[[ DATASET CONTENT, beginning ]]

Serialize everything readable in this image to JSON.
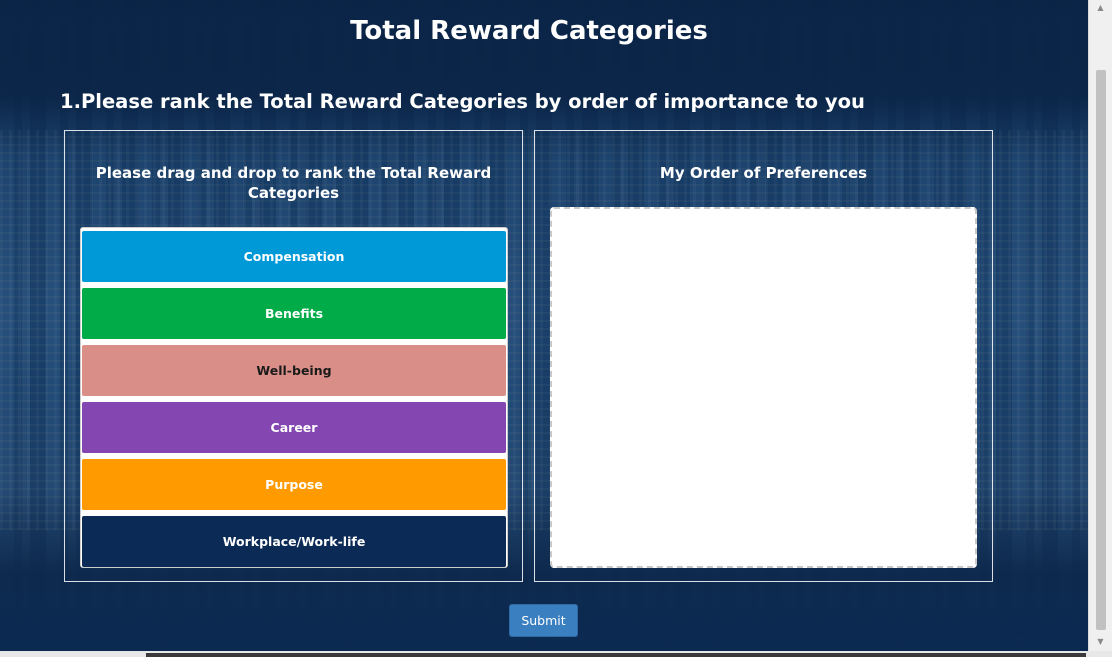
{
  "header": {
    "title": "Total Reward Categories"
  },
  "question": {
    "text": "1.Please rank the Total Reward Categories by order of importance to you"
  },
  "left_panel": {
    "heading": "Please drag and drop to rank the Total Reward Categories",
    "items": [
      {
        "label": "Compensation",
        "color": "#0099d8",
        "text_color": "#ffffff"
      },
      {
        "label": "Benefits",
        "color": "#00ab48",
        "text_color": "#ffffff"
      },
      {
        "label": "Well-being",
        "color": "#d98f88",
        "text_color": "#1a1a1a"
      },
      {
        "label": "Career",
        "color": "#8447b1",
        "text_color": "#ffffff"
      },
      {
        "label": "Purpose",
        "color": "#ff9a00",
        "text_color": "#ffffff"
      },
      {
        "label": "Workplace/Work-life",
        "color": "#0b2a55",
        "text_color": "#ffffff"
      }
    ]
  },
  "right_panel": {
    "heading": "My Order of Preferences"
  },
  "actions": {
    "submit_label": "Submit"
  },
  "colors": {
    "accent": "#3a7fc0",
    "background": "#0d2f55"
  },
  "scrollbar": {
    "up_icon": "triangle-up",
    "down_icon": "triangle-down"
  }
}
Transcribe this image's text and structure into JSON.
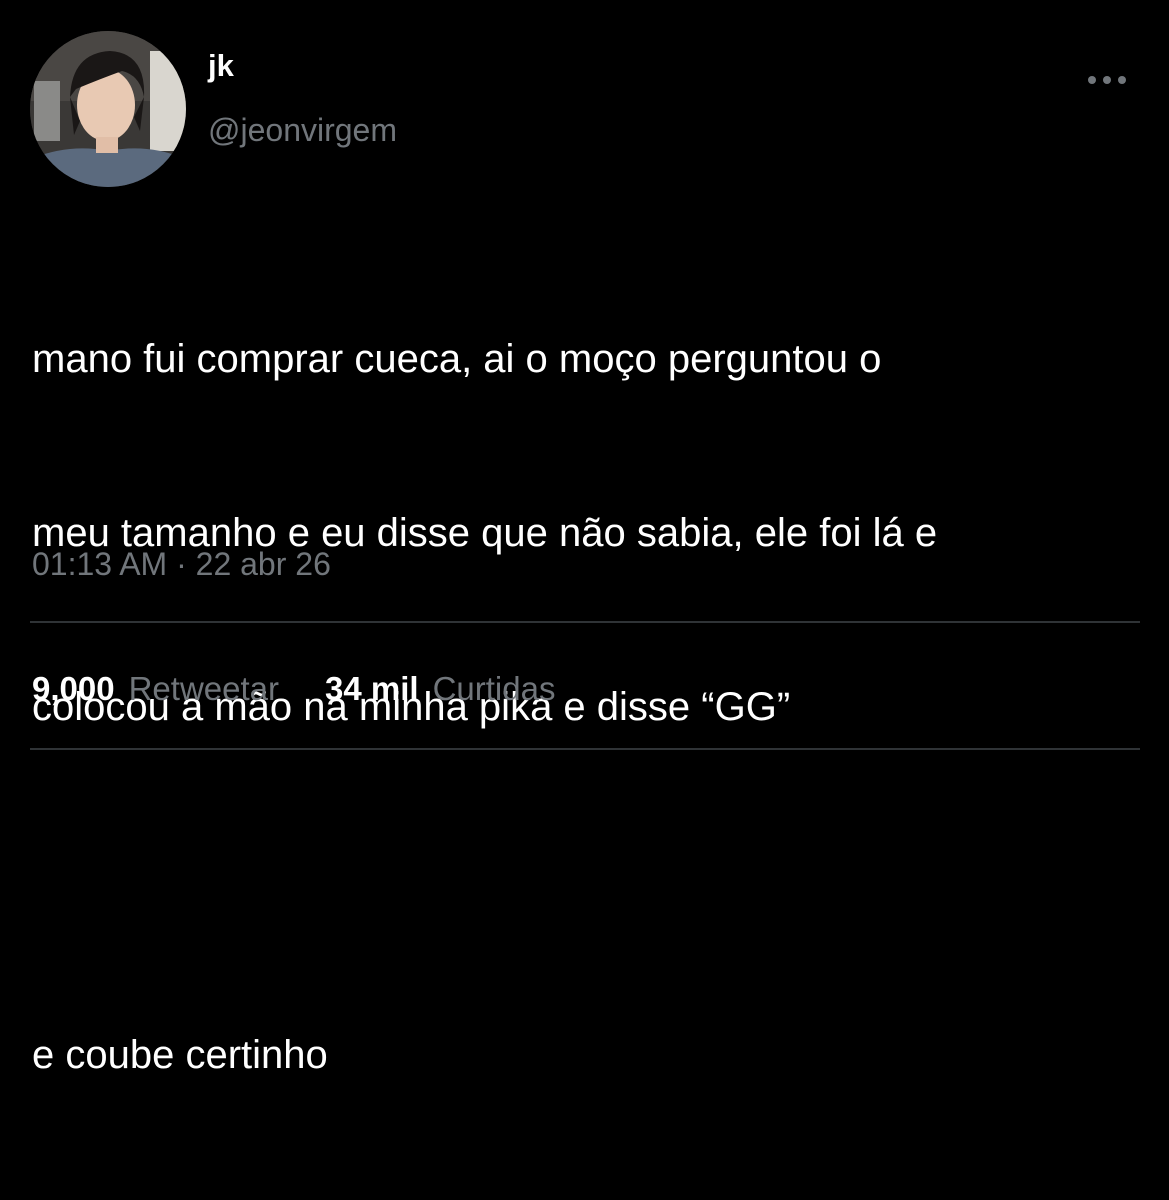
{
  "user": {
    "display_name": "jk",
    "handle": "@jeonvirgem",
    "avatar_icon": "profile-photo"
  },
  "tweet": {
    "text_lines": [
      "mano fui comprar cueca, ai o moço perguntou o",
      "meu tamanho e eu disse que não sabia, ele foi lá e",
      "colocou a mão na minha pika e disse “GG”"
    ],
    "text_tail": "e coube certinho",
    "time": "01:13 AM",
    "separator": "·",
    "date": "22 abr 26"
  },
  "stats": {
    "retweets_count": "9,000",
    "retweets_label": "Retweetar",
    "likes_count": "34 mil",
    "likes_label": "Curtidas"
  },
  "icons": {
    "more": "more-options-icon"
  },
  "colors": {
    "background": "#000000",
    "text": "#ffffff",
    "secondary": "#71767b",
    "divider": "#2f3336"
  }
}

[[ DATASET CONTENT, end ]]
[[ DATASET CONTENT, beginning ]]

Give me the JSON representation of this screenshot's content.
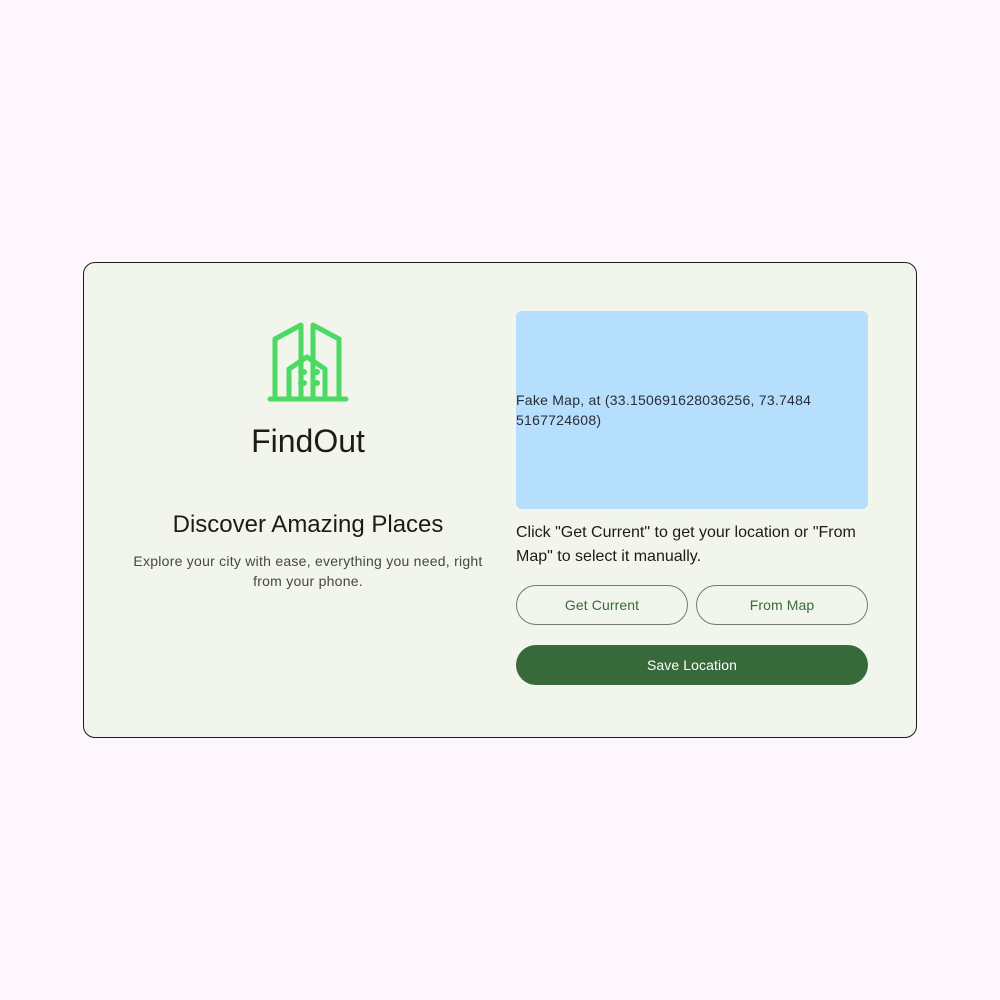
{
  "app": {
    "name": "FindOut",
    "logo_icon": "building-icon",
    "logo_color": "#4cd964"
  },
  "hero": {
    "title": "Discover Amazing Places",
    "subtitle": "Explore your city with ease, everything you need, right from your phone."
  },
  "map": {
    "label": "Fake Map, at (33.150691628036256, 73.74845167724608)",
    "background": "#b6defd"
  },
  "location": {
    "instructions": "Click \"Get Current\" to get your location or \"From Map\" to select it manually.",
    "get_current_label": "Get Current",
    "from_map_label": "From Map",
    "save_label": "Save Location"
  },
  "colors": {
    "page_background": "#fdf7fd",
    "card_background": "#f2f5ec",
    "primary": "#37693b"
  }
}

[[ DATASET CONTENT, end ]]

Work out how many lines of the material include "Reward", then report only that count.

3